What is your favorite saint who embodies the virtues of being a Catholic Gentleman?
Saint Edmund Campion comes to mind. Well educated. Well on his way to becoming a great and prosperous man out of Oxford. Instead, he abandons this track and enters the Catholic Church. He flees to the continent where he becomes an educated Catholic only to return to England as an underground priest. His thinking is pure and clear. He takes on Queen Elizabeth and all of Protestant England. He was not content to think small. He was hungry for the greatest adventure of all – martyrdom. If you haven’t read Evelyn Waugh’s book on St Edmund Campion, drop everything and read it. It will blow you away.
What is your favorite whiskey?
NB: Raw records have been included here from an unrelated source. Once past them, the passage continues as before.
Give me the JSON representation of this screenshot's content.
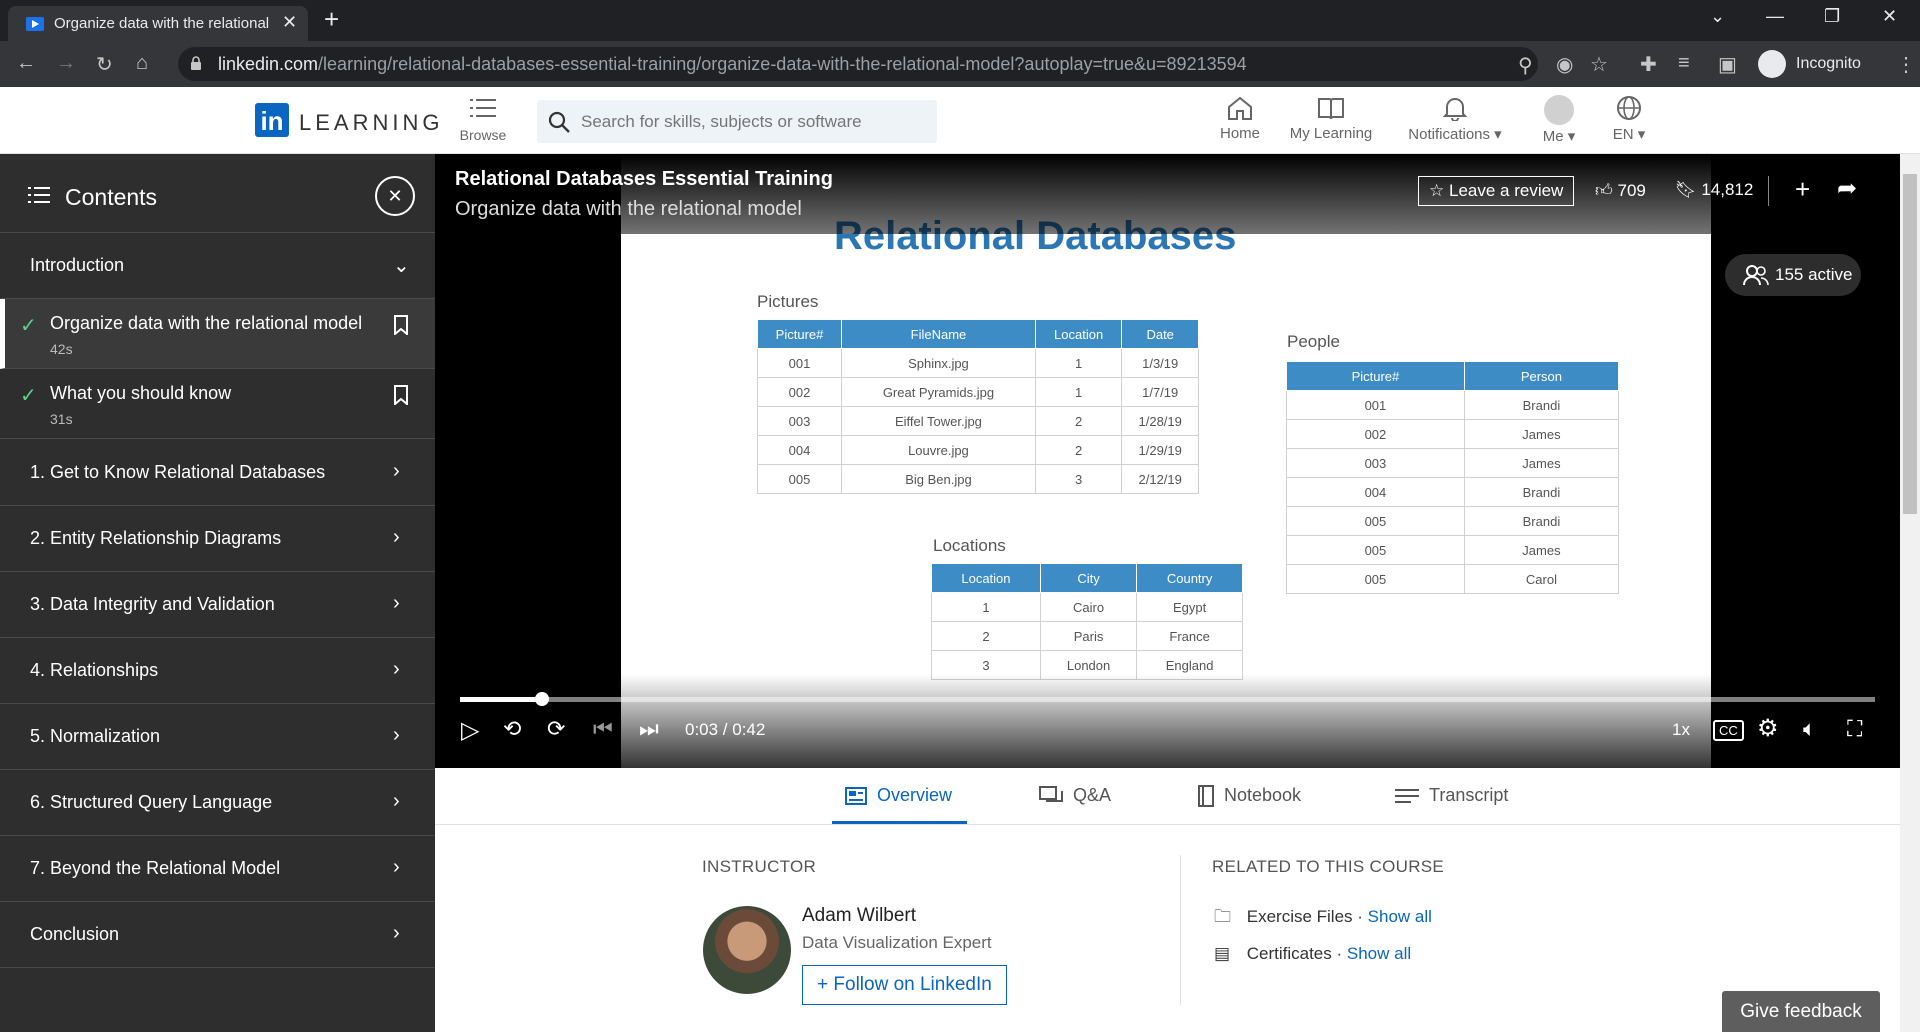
{
  "browser": {
    "tab_title": "Organize data with the relational",
    "url_domain": "linkedin.com",
    "url_path": "/learning/relational-databases-essential-training/organize-data-with-the-relational-model?autoplay=true&u=89213594",
    "profile_label": "Incognito"
  },
  "header": {
    "logo_text": "LEARNING",
    "browse_label": "Browse",
    "search_placeholder": "Search for skills, subjects or software",
    "nav": [
      {
        "label": "Home",
        "icon": "home-icon"
      },
      {
        "label": "My Learning",
        "icon": "book-icon"
      },
      {
        "label": "Notifications",
        "icon": "bell-icon"
      },
      {
        "label": "Me",
        "icon": "avatar-icon"
      },
      {
        "label": "EN",
        "icon": "globe-icon"
      }
    ]
  },
  "sidebar": {
    "title": "Contents",
    "intro_label": "Introduction",
    "videos": [
      {
        "name": "Organize data with the relational model",
        "duration": "42s",
        "active": true
      },
      {
        "name": "What you should know",
        "duration": "31s",
        "active": false
      }
    ],
    "chapters": [
      "1. Get to Know Relational Databases",
      "2. Entity Relationship Diagrams",
      "3. Data Integrity and Validation",
      "4. Relationships",
      "5. Normalization",
      "6. Structured Query Language",
      "7. Beyond the Relational Model",
      "Conclusion"
    ]
  },
  "player": {
    "course_title": "Relational Databases Essential Training",
    "video_title": "Organize data with the relational model",
    "review_label": "Leave a review",
    "likes": "709",
    "saves": "14,812",
    "active_viewers": "155 active",
    "time": "0:03 / 0:42",
    "progress": 0.058,
    "speed": "1x",
    "slide": {
      "heading": "Relational Databases",
      "pictures": {
        "title": "Pictures",
        "columns": [
          "Picture#",
          "FileName",
          "Location",
          "Date"
        ],
        "rows": [
          [
            "001",
            "Sphinx.jpg",
            "1",
            "1/3/19"
          ],
          [
            "002",
            "Great Pyramids.jpg",
            "1",
            "1/7/19"
          ],
          [
            "003",
            "Eiffel Tower.jpg",
            "2",
            "1/28/19"
          ],
          [
            "004",
            "Louvre.jpg",
            "2",
            "1/29/19"
          ],
          [
            "005",
            "Big Ben.jpg",
            "3",
            "2/12/19"
          ]
        ]
      },
      "people": {
        "title": "People",
        "columns": [
          "Picture#",
          "Person"
        ],
        "rows": [
          [
            "001",
            "Brandi"
          ],
          [
            "002",
            "James"
          ],
          [
            "003",
            "James"
          ],
          [
            "004",
            "Brandi"
          ],
          [
            "005",
            "Brandi"
          ],
          [
            "005",
            "James"
          ],
          [
            "005",
            "Carol"
          ]
        ]
      },
      "locations": {
        "title": "Locations",
        "columns": [
          "Location",
          "City",
          "Country"
        ],
        "rows": [
          [
            "1",
            "Cairo",
            "Egypt"
          ],
          [
            "2",
            "Paris",
            "France"
          ],
          [
            "3",
            "London",
            "England"
          ]
        ]
      }
    }
  },
  "tabs": [
    {
      "label": "Overview",
      "active": true
    },
    {
      "label": "Q&A",
      "active": false
    },
    {
      "label": "Notebook",
      "active": false
    },
    {
      "label": "Transcript",
      "active": false
    }
  ],
  "instructor": {
    "heading": "INSTRUCTOR",
    "name": "Adam Wilbert",
    "title": "Data Visualization Expert",
    "follow_label": "Follow on LinkedIn"
  },
  "related": {
    "heading": "RELATED TO THIS COURSE",
    "items": [
      {
        "label": "Exercise Files",
        "link": "Show all"
      },
      {
        "label": "Certificates",
        "link": "Show all"
      }
    ]
  },
  "feedback_label": "Give feedback",
  "colors": {
    "accent": "#0a66c2",
    "check": "#5bd28a",
    "slide_header": "#3d8cc6",
    "sidebar_bg": "#2e2e2e"
  }
}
I’m a Scotch man, so please allow me to drop the ‘e’ in whiskey. When it comes to scotch, I like Dalwhinnie 15 year and Oban. My favorite is probably Glenmorangie 21 year. A priest friend of mine tries to push me toward the Islay scotches, but unless we’re in an extremely manly context (like a cold winter expedition or an elk hunt), I just can’t get into them. A friend of mine recently introduced me to Redbreast 12 year Irish whiskey and I’m really digging that. It’s a great break from Scotch. Something different.
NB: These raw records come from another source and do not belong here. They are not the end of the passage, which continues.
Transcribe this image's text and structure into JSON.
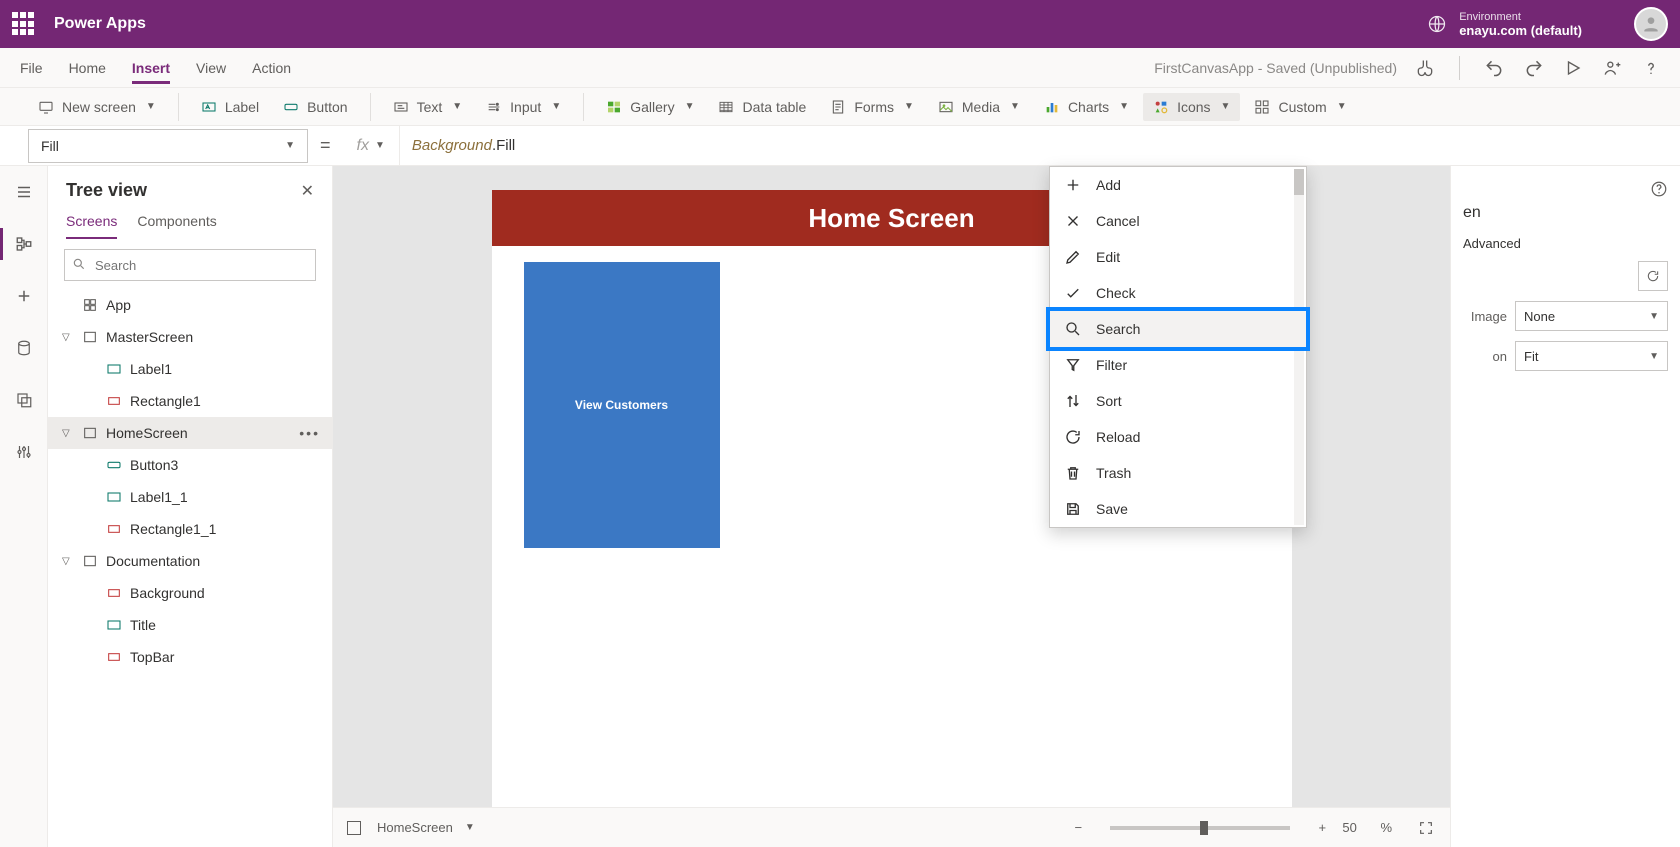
{
  "header": {
    "app_title": "Power Apps",
    "env_label": "Environment",
    "env_value": "enayu.com (default)"
  },
  "menu": {
    "items": [
      "File",
      "Home",
      "Insert",
      "View",
      "Action"
    ],
    "active_index": 2,
    "status": "FirstCanvasApp - Saved (Unpublished)"
  },
  "ribbon": {
    "new_screen": "New screen",
    "label": "Label",
    "button": "Button",
    "text": "Text",
    "input": "Input",
    "gallery": "Gallery",
    "data_table": "Data table",
    "forms": "Forms",
    "media": "Media",
    "charts": "Charts",
    "icons": "Icons",
    "custom": "Custom"
  },
  "formula": {
    "property": "Fill",
    "fx": "fx",
    "ref": "Background",
    "prop": "Fill"
  },
  "tree": {
    "title": "Tree view",
    "tabs": [
      "Screens",
      "Components"
    ],
    "active_tab": 0,
    "search_placeholder": "Search",
    "nodes": {
      "app": "App",
      "master": "MasterScreen",
      "label1": "Label1",
      "rect1": "Rectangle1",
      "home": "HomeScreen",
      "button3": "Button3",
      "label1_1": "Label1_1",
      "rect1_1": "Rectangle1_1",
      "doc": "Documentation",
      "background": "Background",
      "title_node": "Title",
      "topbar": "TopBar"
    }
  },
  "canvas": {
    "screen_title": "Home Screen",
    "card_label": "View Customers"
  },
  "prop_panel": {
    "trunc1": "en",
    "tab": "Advanced",
    "image_label": "Image",
    "image_value": "None",
    "pos_label": "on",
    "pos_value": "Fit"
  },
  "icons_menu": {
    "items": [
      "Add",
      "Cancel",
      "Edit",
      "Check",
      "Search",
      "Filter",
      "Sort",
      "Reload",
      "Trash",
      "Save"
    ],
    "highlight_index": 4
  },
  "statusbar": {
    "screen_name": "HomeScreen",
    "zoom": "50",
    "zoom_unit": "%"
  }
}
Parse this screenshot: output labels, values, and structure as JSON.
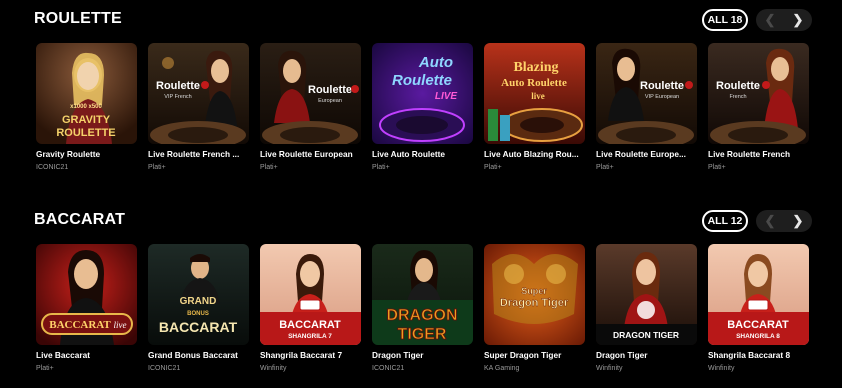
{
  "colors": {
    "background": "#000000",
    "accent_red": "#c21a1a",
    "gold": "#e8b84a"
  },
  "roulette": {
    "title": "ROULETTE",
    "all_label": "ALL 18",
    "prev_icon": "chevron-left-icon",
    "next_icon": "chevron-right-icon",
    "games": [
      {
        "name": "Gravity Roulette",
        "provider": "ICONIC21",
        "art_lines": [
          "GRAVITY",
          "ROULETTE"
        ],
        "art_small": "x1000  x500"
      },
      {
        "name": "Live Roulette French ...",
        "provider": "Plati+",
        "art_lines": [
          "Roulette"
        ],
        "art_small": "VIP French"
      },
      {
        "name": "Live Roulette European",
        "provider": "Plati+",
        "art_lines": [
          "Roulette"
        ],
        "art_small": "European"
      },
      {
        "name": "Live Auto Roulette",
        "provider": "Plati+",
        "art_lines": [
          "Auto",
          "Roulette"
        ],
        "art_small": "LIVE"
      },
      {
        "name": "Live Auto Blazing Rou...",
        "provider": "Plati+",
        "art_lines": [
          "Blazing",
          "Auto Roulette"
        ],
        "art_small": "live"
      },
      {
        "name": "Live Roulette Europe...",
        "provider": "Plati+",
        "art_lines": [
          "Roulette"
        ],
        "art_small": "VIP European"
      },
      {
        "name": "Live Roulette French",
        "provider": "Plati+",
        "art_lines": [
          "Roulette"
        ],
        "art_small": "French"
      }
    ]
  },
  "baccarat": {
    "title": "BACCARAT",
    "all_label": "ALL 12",
    "prev_icon": "chevron-left-icon",
    "next_icon": "chevron-right-icon",
    "games": [
      {
        "name": "Live Baccarat",
        "provider": "Plati+",
        "art_lines": [
          "BACCARAT"
        ],
        "art_small": "live"
      },
      {
        "name": "Grand Bonus Baccarat",
        "provider": "ICONIC21",
        "art_lines": [
          "GRAND",
          "BACCARAT"
        ],
        "art_small": "BONUS"
      },
      {
        "name": "Shangrila Baccarat 7",
        "provider": "Winfinity",
        "art_lines": [
          "BACCARAT"
        ],
        "art_small": "SHANGRILA 7"
      },
      {
        "name": "Dragon Tiger",
        "provider": "ICONIC21",
        "art_lines": [
          "DRAGON",
          "TIGER"
        ],
        "art_small": ""
      },
      {
        "name": "Super Dragon Tiger",
        "provider": "KA Gaming",
        "art_lines": [
          "Super",
          "Dragon Tiger"
        ],
        "art_small": ""
      },
      {
        "name": "Dragon Tiger",
        "provider": "Winfinity",
        "art_lines": [
          "DRAGON TIGER"
        ],
        "art_small": ""
      },
      {
        "name": "Shangrila Baccarat 8",
        "provider": "Winfinity",
        "art_lines": [
          "BACCARAT"
        ],
        "art_small": "SHANGRILA 8"
      }
    ]
  }
}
Now if I’m not in a relaxed mode, I’ll drink something cheaper. Understand that I have six children. If they are running around and jumping on my lap or whatever, I cannot really get in the mental state to enjoy a nice whisky. In this situation, I’ll just drink a blended scotch. I might get mocked on this, but I like Chivas blended 12 year in this context.
There are some interesting micro-stills producing good stuff in America. I recently sampled Garrison Brothers Texas Bourbon Whiskey. Pretty awesome. I’m excited about this movement.
Can you share your thoughts on virtuous drinking?
Virtuous drinking involves male friendship, plain and simple. It’s usually a time for men to remove themselves from the company of women that they love and sit together around a fire pit, in the darkness, or on the back porch. Some of the most meaningful conversations that I have had with my father, my brother, and my friends have been over a Scotch. Real relationships are forged. It’s a beautiful thing.
Yes, beer can work. But whisky raises it to another level. To compare it to the Latin Mass, whisky is the extraordinary form of alcohol.
I have hosted two formal scotch tastings at my house. I require the men to wear ties and blazers. We eat an amazing steak meal with great wine. And then we sample 5-7 scotches (very small glasses). We discuss and contemplate the whiskys. We take notes. It’s great fun. We even include priest or two. I insist on the ties and blazers because it keeps the evening civil. It’s hard to get blasted and act like a fool when you’re wearing a sports coat. The goal is virtuous drinking and I think that Catholic gentlemen can have a great time at it. Don’t just get together and open a bottle. Plan it out. Be intentional. Carve out time. Make it classy. Have a formal tasting. You can experience knew scotches and introduces the uninitiated into the joy of whisky.
Thank you for your time, Dr. Marshall. We hope you stop by again soon!
Dr. Taylor Marshall is the Chancellor of Fisher More College. Please explore his latest book by clicking on the following link: The Eternal City: Rome & the Origins of Catholicism.
Image Source: fishermore.edu